PROVIDED DATA -
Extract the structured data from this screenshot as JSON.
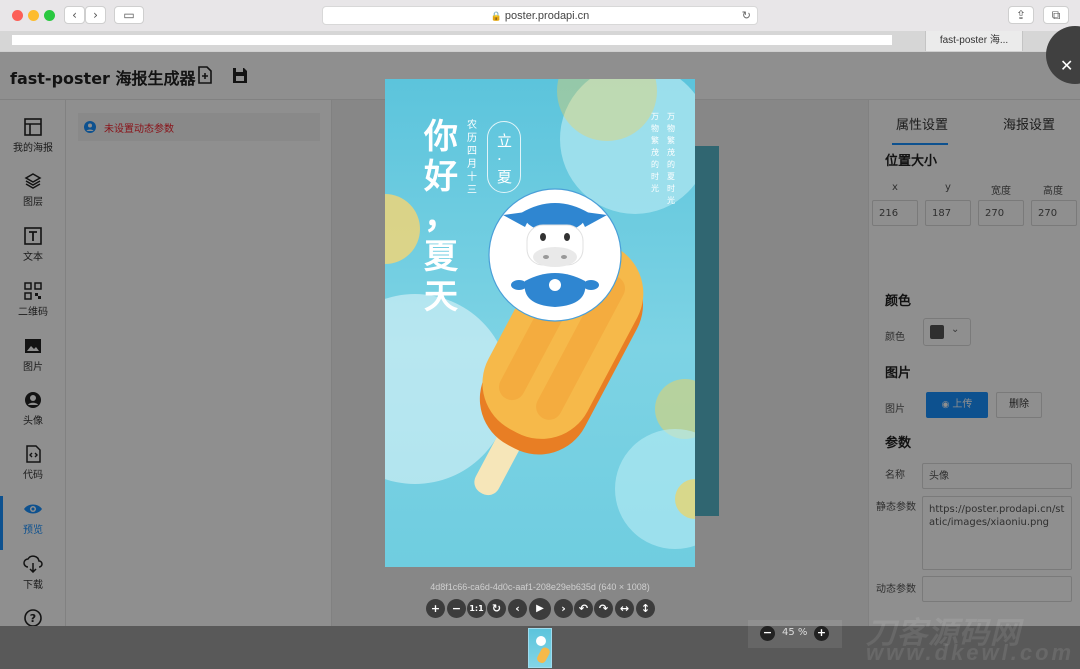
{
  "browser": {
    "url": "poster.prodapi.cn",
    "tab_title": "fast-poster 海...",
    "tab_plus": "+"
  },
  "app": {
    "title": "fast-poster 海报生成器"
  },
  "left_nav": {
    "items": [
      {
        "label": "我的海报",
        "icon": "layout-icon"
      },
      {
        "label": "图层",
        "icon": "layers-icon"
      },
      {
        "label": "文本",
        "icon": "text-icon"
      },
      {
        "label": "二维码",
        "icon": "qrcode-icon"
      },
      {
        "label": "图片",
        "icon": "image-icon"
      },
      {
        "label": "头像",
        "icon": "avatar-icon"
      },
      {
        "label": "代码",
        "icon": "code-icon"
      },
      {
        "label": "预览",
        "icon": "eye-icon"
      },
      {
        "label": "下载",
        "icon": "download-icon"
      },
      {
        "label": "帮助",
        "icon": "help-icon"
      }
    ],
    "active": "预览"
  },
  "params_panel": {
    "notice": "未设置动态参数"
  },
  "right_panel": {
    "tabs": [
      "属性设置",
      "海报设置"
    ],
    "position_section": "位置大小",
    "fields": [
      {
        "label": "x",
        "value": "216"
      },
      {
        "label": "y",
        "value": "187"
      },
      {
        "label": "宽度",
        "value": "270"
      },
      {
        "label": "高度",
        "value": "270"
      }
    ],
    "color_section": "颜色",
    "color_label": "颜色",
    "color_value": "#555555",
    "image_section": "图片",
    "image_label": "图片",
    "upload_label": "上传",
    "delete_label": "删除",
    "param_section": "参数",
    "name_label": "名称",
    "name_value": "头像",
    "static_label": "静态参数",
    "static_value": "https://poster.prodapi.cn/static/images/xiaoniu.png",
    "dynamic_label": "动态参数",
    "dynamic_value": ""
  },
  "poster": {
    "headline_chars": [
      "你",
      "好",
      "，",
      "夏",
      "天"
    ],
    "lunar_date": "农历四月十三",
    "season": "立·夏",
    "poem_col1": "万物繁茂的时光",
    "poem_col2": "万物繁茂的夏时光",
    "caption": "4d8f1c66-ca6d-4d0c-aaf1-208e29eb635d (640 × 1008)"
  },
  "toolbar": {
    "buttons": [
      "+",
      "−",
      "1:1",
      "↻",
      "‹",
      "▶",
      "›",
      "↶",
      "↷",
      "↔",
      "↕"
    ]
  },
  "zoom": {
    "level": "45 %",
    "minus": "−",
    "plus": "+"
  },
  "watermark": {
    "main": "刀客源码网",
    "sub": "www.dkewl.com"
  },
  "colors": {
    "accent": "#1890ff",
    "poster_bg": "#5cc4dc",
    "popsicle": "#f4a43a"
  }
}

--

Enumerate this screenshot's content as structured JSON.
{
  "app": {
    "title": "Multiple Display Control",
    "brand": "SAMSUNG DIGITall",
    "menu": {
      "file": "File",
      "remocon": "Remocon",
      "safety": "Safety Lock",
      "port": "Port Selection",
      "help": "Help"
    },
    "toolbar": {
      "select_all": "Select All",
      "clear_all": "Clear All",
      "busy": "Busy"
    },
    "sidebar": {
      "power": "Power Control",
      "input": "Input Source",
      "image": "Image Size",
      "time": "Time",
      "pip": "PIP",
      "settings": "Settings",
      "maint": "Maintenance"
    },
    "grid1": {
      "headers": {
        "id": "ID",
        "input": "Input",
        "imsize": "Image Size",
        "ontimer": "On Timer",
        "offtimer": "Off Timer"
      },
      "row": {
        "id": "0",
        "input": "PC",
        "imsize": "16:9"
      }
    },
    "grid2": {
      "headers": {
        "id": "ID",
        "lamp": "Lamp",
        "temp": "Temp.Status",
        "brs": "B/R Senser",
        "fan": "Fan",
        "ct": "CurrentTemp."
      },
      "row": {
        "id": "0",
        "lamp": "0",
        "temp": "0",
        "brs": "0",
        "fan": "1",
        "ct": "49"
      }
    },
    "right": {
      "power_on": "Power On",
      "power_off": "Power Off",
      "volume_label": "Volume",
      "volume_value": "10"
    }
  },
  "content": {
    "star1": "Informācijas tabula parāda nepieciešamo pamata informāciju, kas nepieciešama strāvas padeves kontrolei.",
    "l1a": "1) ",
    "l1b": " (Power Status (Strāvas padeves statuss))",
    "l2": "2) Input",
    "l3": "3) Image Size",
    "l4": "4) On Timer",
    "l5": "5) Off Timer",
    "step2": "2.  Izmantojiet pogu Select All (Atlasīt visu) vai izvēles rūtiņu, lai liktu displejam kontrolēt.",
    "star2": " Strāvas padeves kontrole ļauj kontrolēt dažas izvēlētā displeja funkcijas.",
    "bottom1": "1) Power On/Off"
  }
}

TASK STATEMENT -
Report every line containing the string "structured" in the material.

EXERCISE SOLUTION -
Extract the structured data from this screenshot as JSON.
Enumerate this screenshot's content as structured JSON.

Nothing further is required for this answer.